software, I make it possible for a scientist to replace just one module
with an innovative one, and use the other modules that I provide.  
	13.  There have been several occasions since 1988 where computer
scientists at other institutions have fetched the Standard ML of New
Jersey software on the Internet, made modifications to it, and published
scientific papers describing their improvements.  The lack of freely
distributed software would constitute a significant "barrier to entry" to
scientists wanting to test innovations.
	14.	Making computer code available on the Internet is an
important avenue for academic advancement.  My own career would have been
hurt significantly if I had not been able to distribute working computer
	15.	I also put course materials up on the Internet for student
access.  Several of Princeton's computer science courses have "Web Pages",
at the address  Attached hereto as
Exhibit "A" is a copy of this web page as of March 1, 1996.  By "clicking"
on the underlined items with a mouse you can visit the particular site for
each class.  The sites contain course readings, homework assignments and
student input, all of which can contain computer code.
	16.	I often suggest to students that they post their projects
on the Internet for peer and professor evaluation.  This allows the
students to begin competing early in the "marketplace of ideas", at a
stage where their ideas might not be "finished" enough for publication in
a scientific journal.  Journals can be very slow in publishing papers, and
the students only have a short time before they'll be on the job market.
When they apply for jobs, it is very important that the academic community
already knows of their results and has begun to make judgements of them.
	17.	Cryptography is an area of applied mathematics, just as
many areas of computer science are.  It is not, as the government implies,
merely a "product" or a "thing" to be used for commercial purposes; it is
an academic discipline which is dynamic.  This science may also produce
useful things for people, as with many sciences, but it changes and grows
with new research and insights gained from the academic process.   The
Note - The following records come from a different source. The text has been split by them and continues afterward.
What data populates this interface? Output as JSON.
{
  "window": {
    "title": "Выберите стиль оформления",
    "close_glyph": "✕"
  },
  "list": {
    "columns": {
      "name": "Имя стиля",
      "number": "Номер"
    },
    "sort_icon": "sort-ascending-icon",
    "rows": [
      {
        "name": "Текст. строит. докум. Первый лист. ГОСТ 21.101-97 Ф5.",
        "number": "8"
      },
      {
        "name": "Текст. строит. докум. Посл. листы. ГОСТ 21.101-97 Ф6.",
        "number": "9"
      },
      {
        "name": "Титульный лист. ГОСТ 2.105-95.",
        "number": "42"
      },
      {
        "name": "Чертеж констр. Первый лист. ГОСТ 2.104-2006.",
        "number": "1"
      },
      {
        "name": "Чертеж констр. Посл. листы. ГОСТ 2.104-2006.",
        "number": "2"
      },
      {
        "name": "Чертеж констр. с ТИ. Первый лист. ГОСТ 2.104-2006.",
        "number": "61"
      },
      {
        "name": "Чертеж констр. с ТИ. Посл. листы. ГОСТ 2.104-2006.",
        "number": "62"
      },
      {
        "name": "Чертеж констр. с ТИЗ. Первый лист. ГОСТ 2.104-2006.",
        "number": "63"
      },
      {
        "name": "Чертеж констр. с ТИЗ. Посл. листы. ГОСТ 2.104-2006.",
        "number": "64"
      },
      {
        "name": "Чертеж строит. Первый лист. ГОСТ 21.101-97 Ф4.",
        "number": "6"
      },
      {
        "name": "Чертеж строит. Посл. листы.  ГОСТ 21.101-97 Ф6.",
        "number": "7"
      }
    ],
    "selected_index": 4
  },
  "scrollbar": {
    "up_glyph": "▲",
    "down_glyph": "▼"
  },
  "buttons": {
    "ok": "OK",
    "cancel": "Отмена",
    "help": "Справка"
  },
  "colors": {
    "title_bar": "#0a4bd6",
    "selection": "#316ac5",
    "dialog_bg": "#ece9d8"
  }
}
further development of this discipline requires that cryptographers be
able to share their ideas, including the sharing of their computer code.
	I declare under penalty of perjury that the foregoing is true and